TASK BRIEF | Every line containing the string "Cube" is to be copied from the records.

Entries from a dataset of interfaces |
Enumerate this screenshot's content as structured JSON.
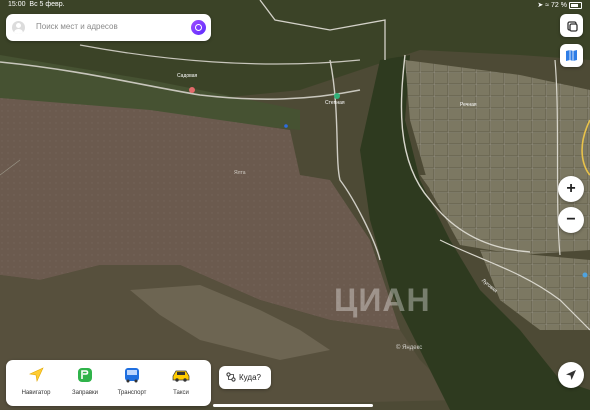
{
  "status_bar": {
    "time": "15:00",
    "date": "Вс 5 февр.",
    "battery": "72 %"
  },
  "search": {
    "placeholder": "Поиск мест и адресов"
  },
  "map": {
    "labels": [
      {
        "name": "street-label",
        "text": "Садовая"
      },
      {
        "name": "street-label",
        "text": "Степная"
      },
      {
        "name": "street-label",
        "text": "Речная"
      },
      {
        "name": "street-label",
        "text": "Луговая"
      },
      {
        "name": "field-label",
        "text": "Ялта"
      }
    ],
    "watermark": "ЦИАН",
    "copyright": "© Яндекс"
  },
  "controls": {
    "zoom_in": "+",
    "zoom_out": "−"
  },
  "services": [
    {
      "label": "Навигатор",
      "icon": "navigator-icon",
      "color": "#ffcc33"
    },
    {
      "label": "Заправки",
      "icon": "fuel-icon",
      "color": "#2fb34a"
    },
    {
      "label": "Транспорт",
      "icon": "bus-icon",
      "color": "#1f6fe0"
    },
    {
      "label": "Такси",
      "icon": "taxi-icon",
      "color": "#ffcc00"
    }
  ],
  "where_button": {
    "label": "Куда?"
  }
}
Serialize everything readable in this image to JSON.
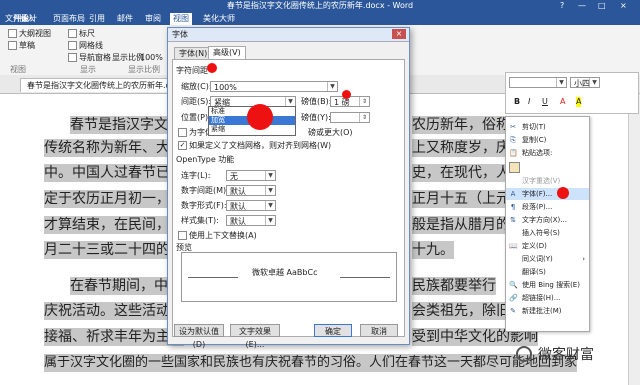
{
  "window": {
    "title": "春节是指汉字文化圈传统上的农历新年.docx - Word",
    "controls": [
      "?",
      "—",
      "□",
      "×"
    ]
  },
  "ribbon_tabs": [
    "文件",
    "开始",
    "插入",
    "设计",
    "页面布局",
    "引用",
    "邮件",
    "审阅",
    "视图",
    "美化大师"
  ],
  "ribbon": {
    "checks": [
      "大纲视图",
      "标尺",
      "草稿",
      "网格线",
      "导航窗格"
    ],
    "buttons": [
      "显示比例",
      "100%"
    ],
    "groups": [
      "视图",
      "显示",
      "显示比例"
    ]
  },
  "doc_tab": {
    "name": "春节是指汉字文化圈传统上的农历新年.docx",
    "close": "×"
  },
  "document": {
    "lines": [
      "春节是指汉字文",
      "传统名称为新年、大年",
      "中。中国人过春节已有",
      "定于农历正月初一，但",
      "才算结束，在民间，传统",
      "月二十三或二十四的祭",
      "在春节期间，中国",
      "庆祝活动。这些活动均",
      "接福、祈求丰年为主要",
      "属于汉字文化圈的一些国家和民族也有庆祝春节的习俗。人们在春节这一天都尽可能地回到家"
    ],
    "right_lines": [
      "农历新年，俗称“年",
      "上又称度岁，庆新岁",
      "史，在现代，人们把",
      "正月十五（上元节）",
      "般是指从腊月的腊祭",
      "十九。",
      "民族都要举行",
      "会类祖先，除旧布新",
      "受到中华文化的影响"
    ]
  },
  "dialog": {
    "title": "字体",
    "close": "×",
    "tabs": [
      "字体(N)",
      "高级(V)"
    ],
    "section_spacing": "字符间距",
    "scale_label": "缩放(C):",
    "scale_value": "100%",
    "spacing_label": "间距(S):",
    "spacing_value": "紧缩",
    "by1_label": "磅值(B):",
    "by1_value": "1 磅",
    "position_label": "位置(P):",
    "by2_label": "磅值(Y):",
    "spacing_options": [
      "标准",
      "加宽",
      "紧缩"
    ],
    "kerning_check": "为字体调整字间距(K):",
    "kerning_tail": "磅或更大(O)",
    "grid_check": "如果定义了文档网格，则对齐到网格(W)",
    "section_opentype": "OpenType 功能",
    "ligature_label": "连字(L):",
    "ligature_value": "无",
    "numspacing_label": "数字间距(M):",
    "numspacing_value": "默认",
    "numform_label": "数字形式(F):",
    "numform_value": "默认",
    "styleset_label": "样式集(T):",
    "styleset_value": "默认",
    "contextual_check": "使用上下文替换(A)",
    "section_preview": "预览",
    "preview_text": "微软卓越 AaBbCc",
    "btn_default": "设为默认值(D)",
    "btn_effects": "文字效果(E)...",
    "btn_ok": "确定",
    "btn_cancel": "取消"
  },
  "mini_toolbar": {
    "font": "",
    "size": "小四",
    "row2": [
      "B",
      "I",
      "U",
      "A",
      "A"
    ]
  },
  "context_menu": [
    {
      "icon": "✂",
      "label": "剪切(T)"
    },
    {
      "icon": "⎘",
      "label": "复制(C)"
    },
    {
      "icon": "📋",
      "label": "粘贴选项:"
    },
    {
      "icon": "",
      "label": ""
    },
    {
      "icon": "",
      "label": "汉字重选(V)",
      "dim": true
    },
    {
      "icon": "A",
      "label": "字体(F)...",
      "hover": true
    },
    {
      "icon": "¶",
      "label": "段落(P)..."
    },
    {
      "icon": "⇅",
      "label": "文字方向(X)..."
    },
    {
      "icon": "",
      "label": "插入符号(S)"
    },
    {
      "icon": "📖",
      "label": "定义(D)"
    },
    {
      "icon": "",
      "label": "同义词(Y)"
    },
    {
      "icon": "",
      "label": "翻译(S)"
    },
    {
      "icon": "🔍",
      "label": "使用 Bing 搜索(E)"
    },
    {
      "icon": "🔗",
      "label": "超链接(H)..."
    },
    {
      "icon": "✎",
      "label": "新建批注(M)"
    }
  ],
  "watermark": "微客财富",
  "accent": "#2b579a",
  "marker_color": "#ee1111"
}
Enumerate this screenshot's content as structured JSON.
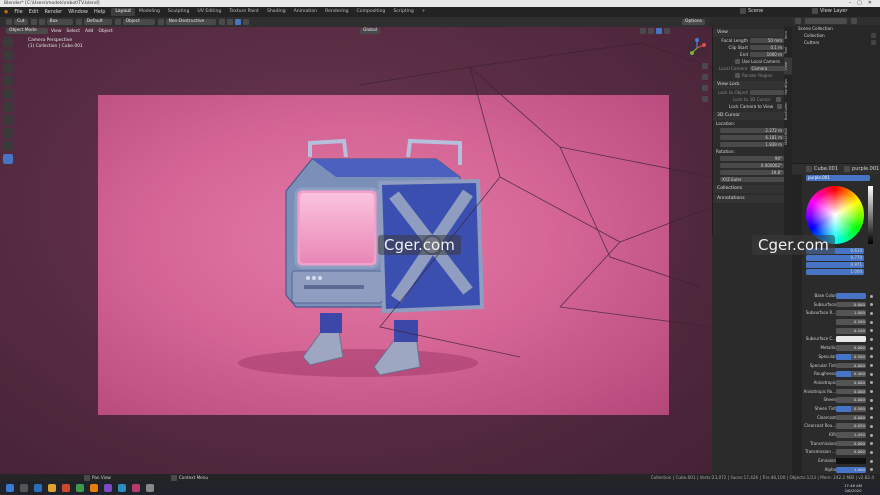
{
  "window": {
    "title": "Blender* [C:\\Users\\models\\robot\\TV.blend]"
  },
  "topmenu": {
    "items": [
      "File",
      "Edit",
      "Render",
      "Window",
      "Help"
    ],
    "workspaces": [
      "Layout",
      "Modeling",
      "Sculpting",
      "UV Editing",
      "Texture Paint",
      "Shading",
      "Animation",
      "Rendering",
      "Compositing",
      "Scripting"
    ],
    "active_workspace": "Layout",
    "scene": "Scene",
    "view_layer": "View Layer"
  },
  "toolheader": {
    "cut": "Cut",
    "box": "Box",
    "default": "Default",
    "object": "Object",
    "nondestructive": "Non-Destructive",
    "options": "Options"
  },
  "viewport": {
    "mode": "Object Mode",
    "menus": [
      "View",
      "Select",
      "Add",
      "Object"
    ],
    "transform": "Global",
    "camera_label": "Camera Perspective",
    "collection_label": "(1) Collection | Cube.001",
    "watermark": "Cger.com"
  },
  "npanel": {
    "tabs": [
      "Item",
      "Tool",
      "View",
      "HardOps",
      "BoxCutter",
      "MACHIN3"
    ],
    "view_header": "View",
    "focal_length_label": "Focal Length",
    "focal_length": "50 mm",
    "clip_start_label": "Clip Start",
    "clip_start": "0.1 m",
    "end_label": "End",
    "end": "1000 m",
    "use_local_camera": "Use Local Camera",
    "local_camera_label": "Local Camera",
    "local_camera": "Camera",
    "render_region": "Render Region",
    "view_lock_header": "View Lock",
    "lock_to_object": "Lock to Object",
    "lock_to_3d_cursor": "Lock to 3D Cursor",
    "lock_camera_to_view": "Lock Camera to View",
    "cursor_header": "3D Cursor",
    "location_label": "Location:",
    "loc_x": "2.272 m",
    "loc_y": "6.181 m",
    "loc_z": "1.839 m",
    "rotation_label": "Rotation:",
    "rot_x": "90°",
    "rot_y": "0.000002°",
    "rot_z": "19.8°",
    "rotation_mode": "XYZ Euler",
    "collections_header": "Collections",
    "annotations_header": "Annotations"
  },
  "outliner": {
    "title": "Scene Collection",
    "items": [
      "Collection",
      "Cutters"
    ]
  },
  "properties": {
    "object_name": "Cube.001",
    "material_name": "purple.001",
    "color_values": [
      "0.614",
      "0.770",
      "0.971",
      "1.000"
    ],
    "rows": [
      {
        "label": "Base Color",
        "value": "",
        "kind": "color"
      },
      {
        "label": "Subsurface",
        "value": "0.000"
      },
      {
        "label": "Subsurface R...",
        "value": "1.000"
      },
      {
        "label": "",
        "value": "0.200"
      },
      {
        "label": "",
        "value": "0.100"
      },
      {
        "label": "Subsurface C...",
        "value": "",
        "kind": "white"
      },
      {
        "label": "Metallic",
        "value": "0.000"
      },
      {
        "label": "Specular",
        "value": "0.500",
        "kind": "partial"
      },
      {
        "label": "Specular Tint",
        "value": "0.000"
      },
      {
        "label": "Roughness",
        "value": "0.400",
        "kind": "partial"
      },
      {
        "label": "Anisotropic",
        "value": "0.000"
      },
      {
        "label": "Anisotropic Ro...",
        "value": "0.000"
      },
      {
        "label": "Sheen",
        "value": "0.000"
      },
      {
        "label": "Sheen Tint",
        "value": "0.500",
        "kind": "partial"
      },
      {
        "label": "Clearcoat",
        "value": "0.000"
      },
      {
        "label": "Clearcoat Rou...",
        "value": "0.030"
      },
      {
        "label": "IOR",
        "value": "1.450"
      },
      {
        "label": "Transmission",
        "value": "0.000"
      },
      {
        "label": "Transmission ...",
        "value": "0.000"
      },
      {
        "label": "Emission",
        "value": "",
        "kind": "black"
      },
      {
        "label": "Alpha",
        "value": "1.000",
        "kind": "full"
      },
      {
        "label": "Normal",
        "value": "Default"
      }
    ]
  },
  "statusbar": {
    "pan_view": "Pan View",
    "context_menu": "Context Menu",
    "stats": "Collection | Cube.001 | Verts:23,072 | Faces:17,426 | Tris:46,100 | Objects:1/13 | Mem: 242.2 MiB | v2.82.4"
  },
  "taskbar": {
    "time": "17:46 AM",
    "date": "2/6/2020"
  },
  "colors": {
    "accent": "#4774c4",
    "viewport_bg": "#5a2d44",
    "camera_bg": "#d56696",
    "robot_blue": "#3a4fb0"
  }
}
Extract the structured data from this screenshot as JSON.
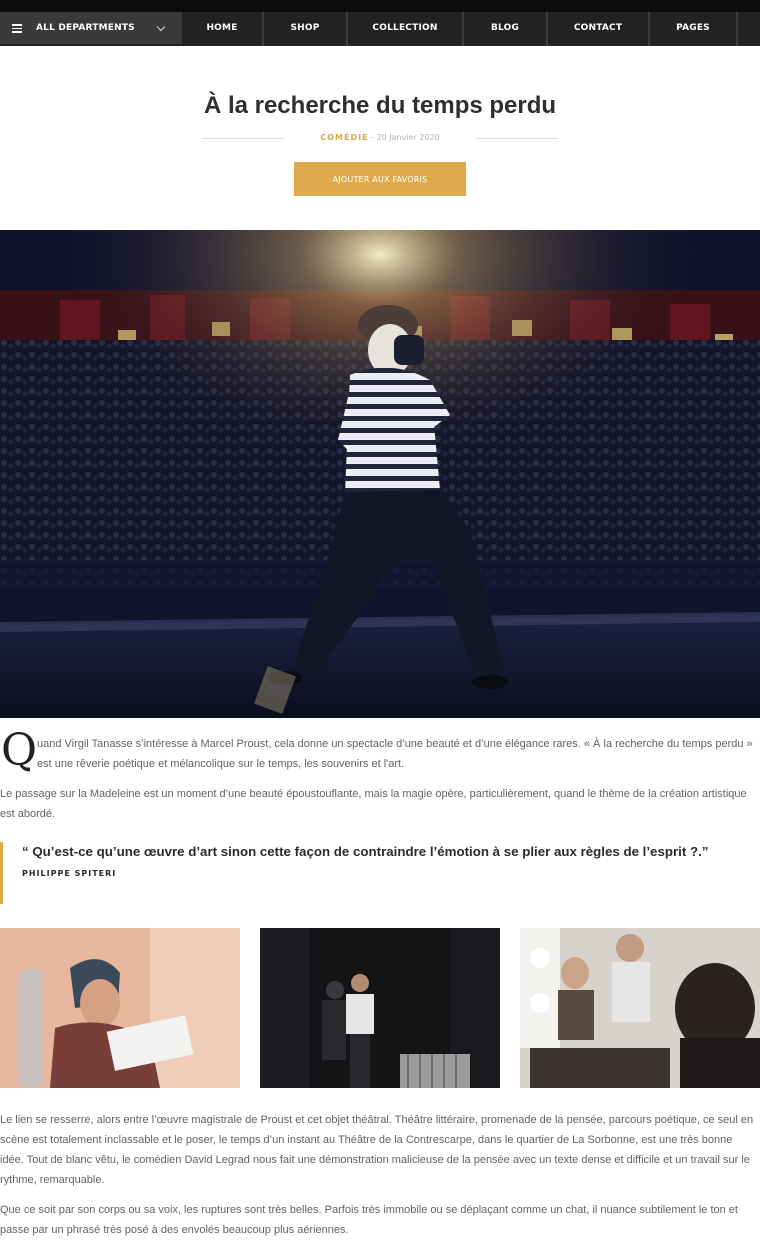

ANSWER TO THIS EXERCISE |
    "collection_label": "(1) Collection | Cube.001",
    "object_name": "Cube.001",
    "stats": "Collection | Cube.001 | Verts:23,072 | Faces:17,426 | Tris:46,100 | Objects:1/13 | Mem: 242.2 MiB | v2.82.4"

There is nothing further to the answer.